- Fully realize or more deeply appreciate the need for effective and consistent communication
- Fully incorporate efficiencies into your life through time management, prioritization and costreduction practices. This can impact just not your work life but your personal life, perhaps by guiding you to make wiser purchases (what do you really need to enjoy life?) or by helping you prioritize the usage of your time (for instance, less time on mindless TV/internet watching and more time with family).
- Experience higher levels of self-actualization or self-understanding.
When we come out on the other side of these challenging times, what will you take with you? Will you have learned to enjoy being by yourself or spending more time with your family? Will you have embraced different ways of communicating with others to create and maintain meaningful relationships? Will you have discovered tools to overcome fear and frustration? Will you have stretched yourself to new and challenging heights?
My hope is for all of the above, for all of us.

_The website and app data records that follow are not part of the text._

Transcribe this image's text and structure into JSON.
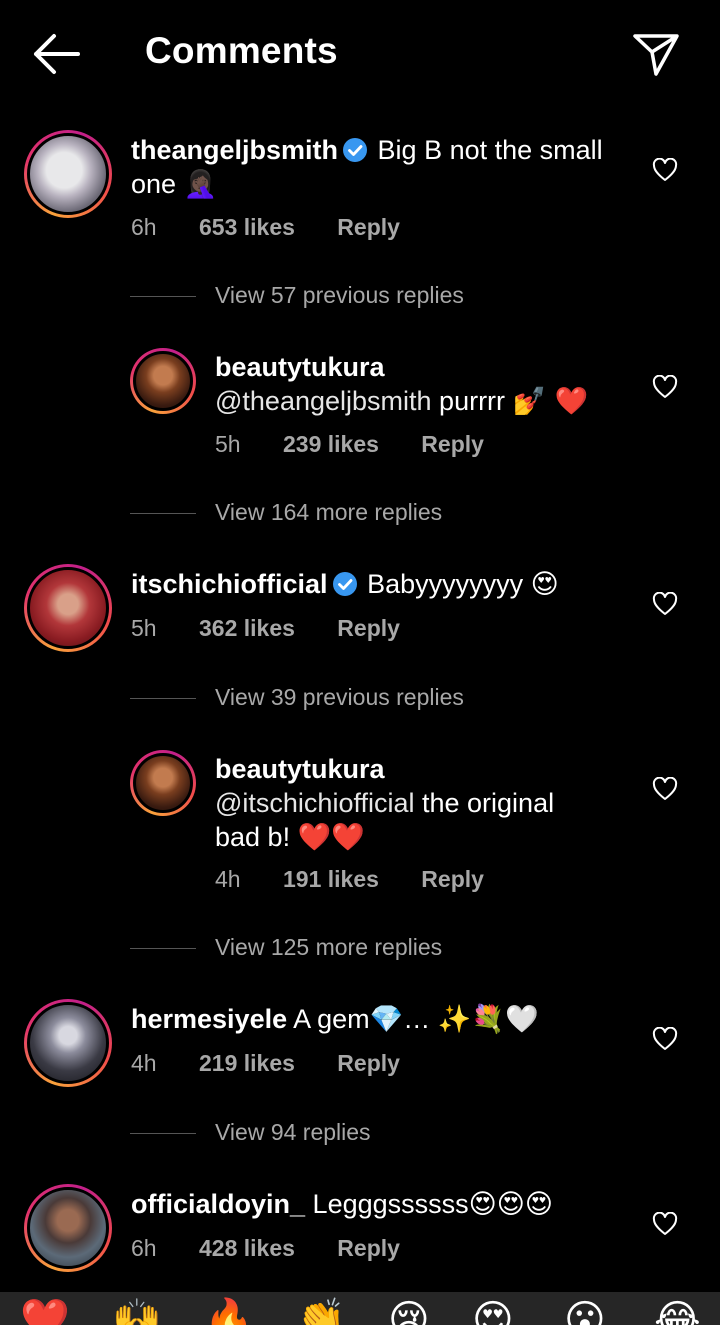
{
  "header": {
    "title": "Comments"
  },
  "colors": {
    "background": "#000000",
    "secondary_text": "#a8a8a8",
    "verified": "#3897f0",
    "heart_red": "#e0162b"
  },
  "comments": [
    {
      "username": "theangeljbsmith",
      "verified": true,
      "text": "Big B not the small",
      "text2": "one",
      "emoji": "🤦🏿‍♀️",
      "time": "6h",
      "likes": "653 likes",
      "reply": "Reply"
    },
    {
      "username": "beautytukura",
      "mention": "@theangeljbsmith",
      "text": "purrrr",
      "emoji": "💅 ❤️",
      "time": "5h",
      "likes": "239 likes",
      "reply": "Reply"
    },
    {
      "username": "itschichiofficial",
      "verified": true,
      "text": "Babyyyyyyyy",
      "emoji": "😍",
      "time": "5h",
      "likes": "362 likes",
      "reply": "Reply"
    },
    {
      "username": "beautytukura",
      "mention": "@itschichiofficial",
      "text": "the original",
      "text2": "bad b!",
      "emoji": "❤️❤️",
      "time": "4h",
      "likes": "191 likes",
      "reply": "Reply"
    },
    {
      "username": "hermesiyele",
      "text": "A gem💎…",
      "emoji": "✨💐🤍",
      "time": "4h",
      "likes": "219 likes",
      "reply": "Reply"
    },
    {
      "username": "officialdoyin_",
      "text": "Legggssssss",
      "emoji": "😍😍😍",
      "time": "6h",
      "likes": "428 likes",
      "reply": "Reply"
    }
  ],
  "view_rows": [
    "View 57 previous replies",
    "View 164 more replies",
    "View 39 previous replies",
    "View 125 more replies",
    "View 94 replies"
  ],
  "emoji_bar": [
    "❤️",
    "🙌",
    "🔥",
    "👏",
    "😢",
    "😍",
    "😮",
    "😂"
  ]
}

I know that all of us who can work from home are grateful that we can, but it’s okay to acknowledge that the isolation and rationing of being quarantined is hard. I hope you will embrace these principals of organizing your space, managing your time in productive segments, taking care of yourself, maintaining continuous and effective communication and encouraging your coworkers and yourself—not just now but when you’re able to go back into your normal office or work environment. Above all, though, I hope you will strive to find joy in every day, now and always!